■ **Exercise**:
How many lines of the data contain the string "JSON"? Write the number and nothing more.

───── Source records ─────

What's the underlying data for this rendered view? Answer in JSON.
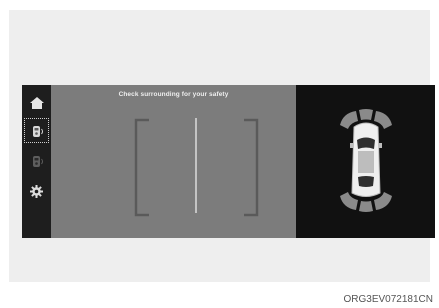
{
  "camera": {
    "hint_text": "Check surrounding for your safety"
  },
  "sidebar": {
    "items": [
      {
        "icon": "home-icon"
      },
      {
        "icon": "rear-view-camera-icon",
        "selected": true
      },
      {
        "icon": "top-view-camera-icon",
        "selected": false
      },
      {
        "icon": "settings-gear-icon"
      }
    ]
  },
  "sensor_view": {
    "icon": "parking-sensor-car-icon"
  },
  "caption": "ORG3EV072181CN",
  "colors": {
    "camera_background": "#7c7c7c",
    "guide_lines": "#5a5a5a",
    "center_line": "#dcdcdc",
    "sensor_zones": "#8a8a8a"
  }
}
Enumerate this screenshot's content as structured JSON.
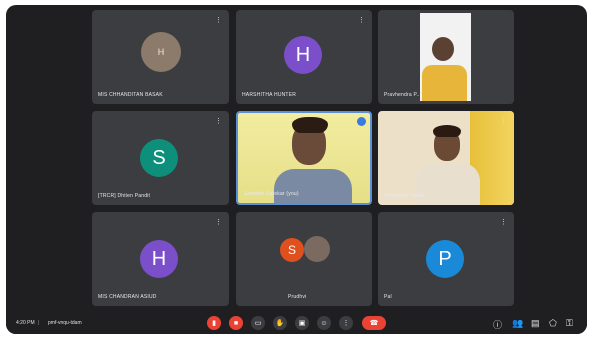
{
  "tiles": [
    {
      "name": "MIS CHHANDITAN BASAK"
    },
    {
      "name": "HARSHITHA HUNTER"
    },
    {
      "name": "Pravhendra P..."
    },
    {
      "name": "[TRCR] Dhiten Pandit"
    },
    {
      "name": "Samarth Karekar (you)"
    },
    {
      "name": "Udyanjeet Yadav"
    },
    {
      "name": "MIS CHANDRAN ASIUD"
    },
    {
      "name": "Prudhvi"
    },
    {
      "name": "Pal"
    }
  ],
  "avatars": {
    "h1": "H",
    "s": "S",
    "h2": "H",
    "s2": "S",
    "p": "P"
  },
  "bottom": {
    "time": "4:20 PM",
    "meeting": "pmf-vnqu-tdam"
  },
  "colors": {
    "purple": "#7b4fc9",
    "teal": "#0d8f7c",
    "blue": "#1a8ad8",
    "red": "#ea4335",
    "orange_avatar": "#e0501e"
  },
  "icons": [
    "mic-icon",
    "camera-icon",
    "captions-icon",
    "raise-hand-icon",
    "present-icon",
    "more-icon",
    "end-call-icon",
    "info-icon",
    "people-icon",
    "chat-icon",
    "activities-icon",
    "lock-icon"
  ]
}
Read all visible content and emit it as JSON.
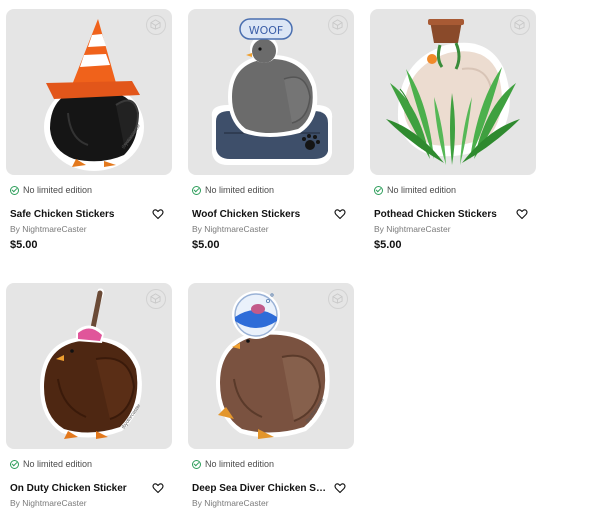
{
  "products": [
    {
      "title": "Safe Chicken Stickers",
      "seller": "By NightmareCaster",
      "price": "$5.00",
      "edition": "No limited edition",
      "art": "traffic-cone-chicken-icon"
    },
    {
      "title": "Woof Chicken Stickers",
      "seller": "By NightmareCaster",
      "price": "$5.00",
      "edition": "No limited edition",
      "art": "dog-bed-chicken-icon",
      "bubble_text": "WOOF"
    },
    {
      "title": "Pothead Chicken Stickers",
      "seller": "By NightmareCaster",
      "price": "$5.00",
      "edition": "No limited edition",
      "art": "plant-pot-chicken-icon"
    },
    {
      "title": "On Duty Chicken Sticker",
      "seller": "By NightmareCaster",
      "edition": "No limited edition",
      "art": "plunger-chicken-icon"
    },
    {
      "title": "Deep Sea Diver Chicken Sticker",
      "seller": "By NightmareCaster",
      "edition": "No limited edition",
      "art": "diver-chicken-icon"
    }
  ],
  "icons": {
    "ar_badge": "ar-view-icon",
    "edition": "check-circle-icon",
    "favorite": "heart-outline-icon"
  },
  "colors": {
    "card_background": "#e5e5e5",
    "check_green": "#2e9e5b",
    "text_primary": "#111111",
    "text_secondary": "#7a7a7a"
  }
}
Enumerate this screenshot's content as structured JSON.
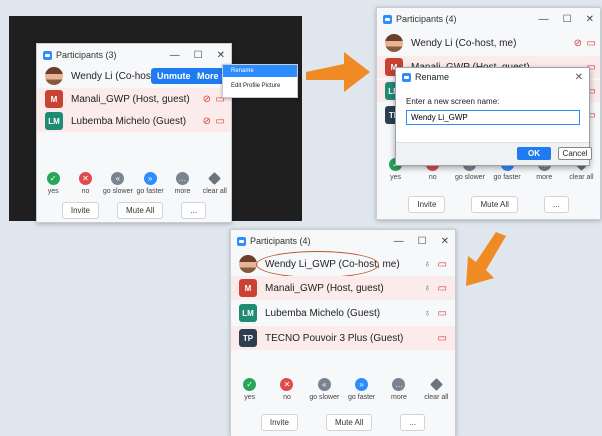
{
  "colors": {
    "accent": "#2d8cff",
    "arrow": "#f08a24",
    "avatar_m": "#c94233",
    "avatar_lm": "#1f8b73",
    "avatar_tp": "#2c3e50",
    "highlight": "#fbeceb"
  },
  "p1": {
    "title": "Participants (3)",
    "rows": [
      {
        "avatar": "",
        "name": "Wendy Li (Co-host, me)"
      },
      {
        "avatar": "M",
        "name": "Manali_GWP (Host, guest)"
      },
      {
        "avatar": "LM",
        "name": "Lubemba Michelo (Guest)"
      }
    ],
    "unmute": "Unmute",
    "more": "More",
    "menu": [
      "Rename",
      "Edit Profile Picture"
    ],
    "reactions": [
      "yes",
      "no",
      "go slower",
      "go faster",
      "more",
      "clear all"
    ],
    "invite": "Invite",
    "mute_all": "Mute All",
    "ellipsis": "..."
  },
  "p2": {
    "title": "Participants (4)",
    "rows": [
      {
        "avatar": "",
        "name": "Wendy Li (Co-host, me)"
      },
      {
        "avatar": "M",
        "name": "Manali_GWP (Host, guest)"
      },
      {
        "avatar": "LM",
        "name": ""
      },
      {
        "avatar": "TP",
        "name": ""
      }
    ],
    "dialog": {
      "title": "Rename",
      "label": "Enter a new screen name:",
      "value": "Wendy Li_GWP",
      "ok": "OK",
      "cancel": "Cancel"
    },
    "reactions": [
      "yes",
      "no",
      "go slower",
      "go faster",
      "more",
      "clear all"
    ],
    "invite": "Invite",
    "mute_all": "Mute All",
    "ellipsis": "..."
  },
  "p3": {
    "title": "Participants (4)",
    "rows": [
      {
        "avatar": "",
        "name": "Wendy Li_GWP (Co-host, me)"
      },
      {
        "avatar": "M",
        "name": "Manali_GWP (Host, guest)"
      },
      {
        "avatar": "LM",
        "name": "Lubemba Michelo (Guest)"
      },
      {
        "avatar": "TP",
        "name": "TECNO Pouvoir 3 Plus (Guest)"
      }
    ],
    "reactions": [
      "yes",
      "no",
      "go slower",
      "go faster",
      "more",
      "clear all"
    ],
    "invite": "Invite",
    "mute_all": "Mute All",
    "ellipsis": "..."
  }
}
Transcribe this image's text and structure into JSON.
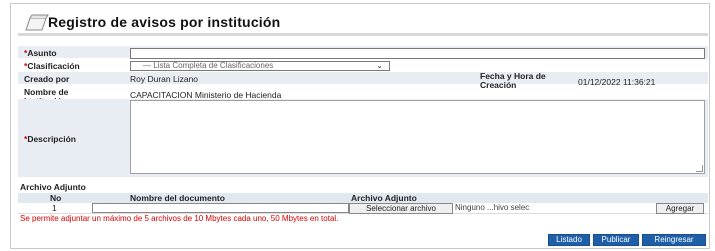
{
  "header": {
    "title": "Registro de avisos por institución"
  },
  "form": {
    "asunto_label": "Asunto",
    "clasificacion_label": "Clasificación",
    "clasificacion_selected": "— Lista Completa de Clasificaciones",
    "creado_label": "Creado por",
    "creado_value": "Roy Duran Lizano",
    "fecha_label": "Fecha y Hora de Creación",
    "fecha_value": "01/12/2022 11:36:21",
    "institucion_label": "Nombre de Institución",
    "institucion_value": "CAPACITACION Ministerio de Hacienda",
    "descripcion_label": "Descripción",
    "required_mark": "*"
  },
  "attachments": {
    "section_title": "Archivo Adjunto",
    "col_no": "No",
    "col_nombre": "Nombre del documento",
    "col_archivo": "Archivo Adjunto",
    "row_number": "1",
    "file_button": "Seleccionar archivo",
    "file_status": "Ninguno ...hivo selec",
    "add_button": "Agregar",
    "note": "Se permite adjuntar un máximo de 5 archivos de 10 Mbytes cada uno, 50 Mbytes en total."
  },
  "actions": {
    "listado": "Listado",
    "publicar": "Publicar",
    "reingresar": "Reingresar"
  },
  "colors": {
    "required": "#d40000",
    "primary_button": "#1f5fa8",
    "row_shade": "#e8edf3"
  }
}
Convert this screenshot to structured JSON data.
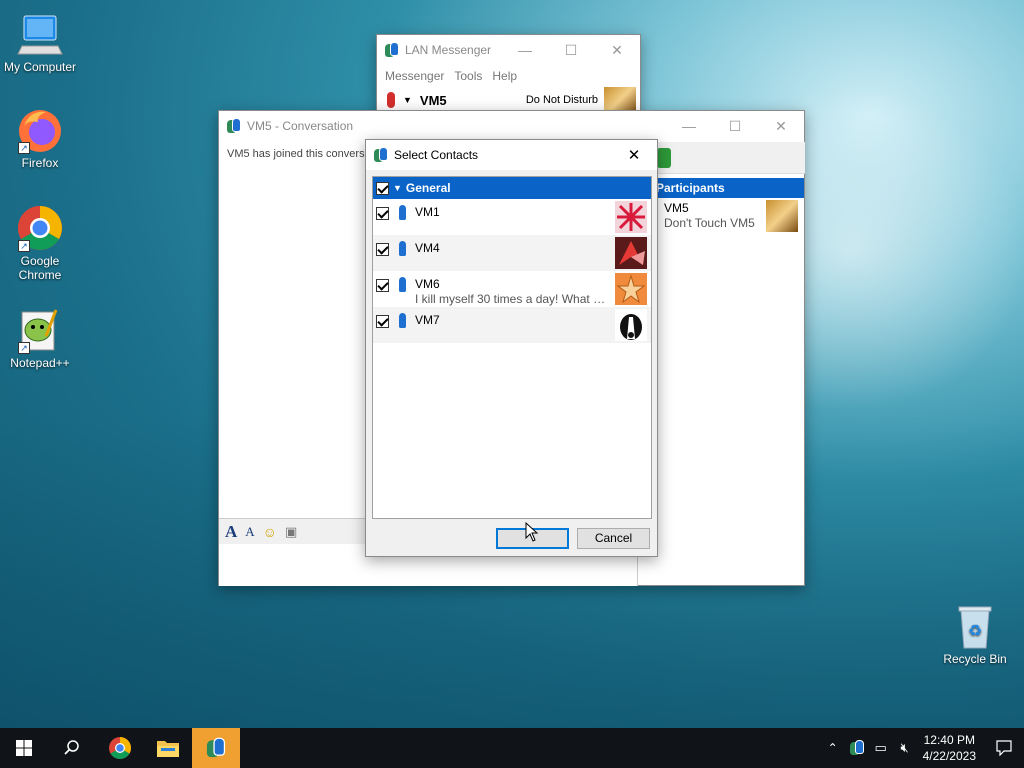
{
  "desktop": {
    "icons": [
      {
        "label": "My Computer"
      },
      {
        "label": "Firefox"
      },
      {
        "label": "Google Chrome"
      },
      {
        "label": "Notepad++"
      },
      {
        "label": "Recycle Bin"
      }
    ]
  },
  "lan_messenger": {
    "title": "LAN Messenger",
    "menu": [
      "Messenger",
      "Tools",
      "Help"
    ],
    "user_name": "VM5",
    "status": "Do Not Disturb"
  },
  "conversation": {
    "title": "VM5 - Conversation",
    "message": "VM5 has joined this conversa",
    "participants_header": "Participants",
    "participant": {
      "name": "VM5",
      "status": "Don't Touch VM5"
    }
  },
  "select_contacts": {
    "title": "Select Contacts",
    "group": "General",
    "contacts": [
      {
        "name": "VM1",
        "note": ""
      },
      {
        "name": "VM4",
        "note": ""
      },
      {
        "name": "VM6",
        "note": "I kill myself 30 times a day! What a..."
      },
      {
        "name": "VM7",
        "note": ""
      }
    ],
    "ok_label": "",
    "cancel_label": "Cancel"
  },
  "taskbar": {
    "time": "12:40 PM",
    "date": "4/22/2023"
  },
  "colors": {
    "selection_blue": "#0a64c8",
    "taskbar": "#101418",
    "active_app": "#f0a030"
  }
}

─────

■ **Response for this exercise**:
6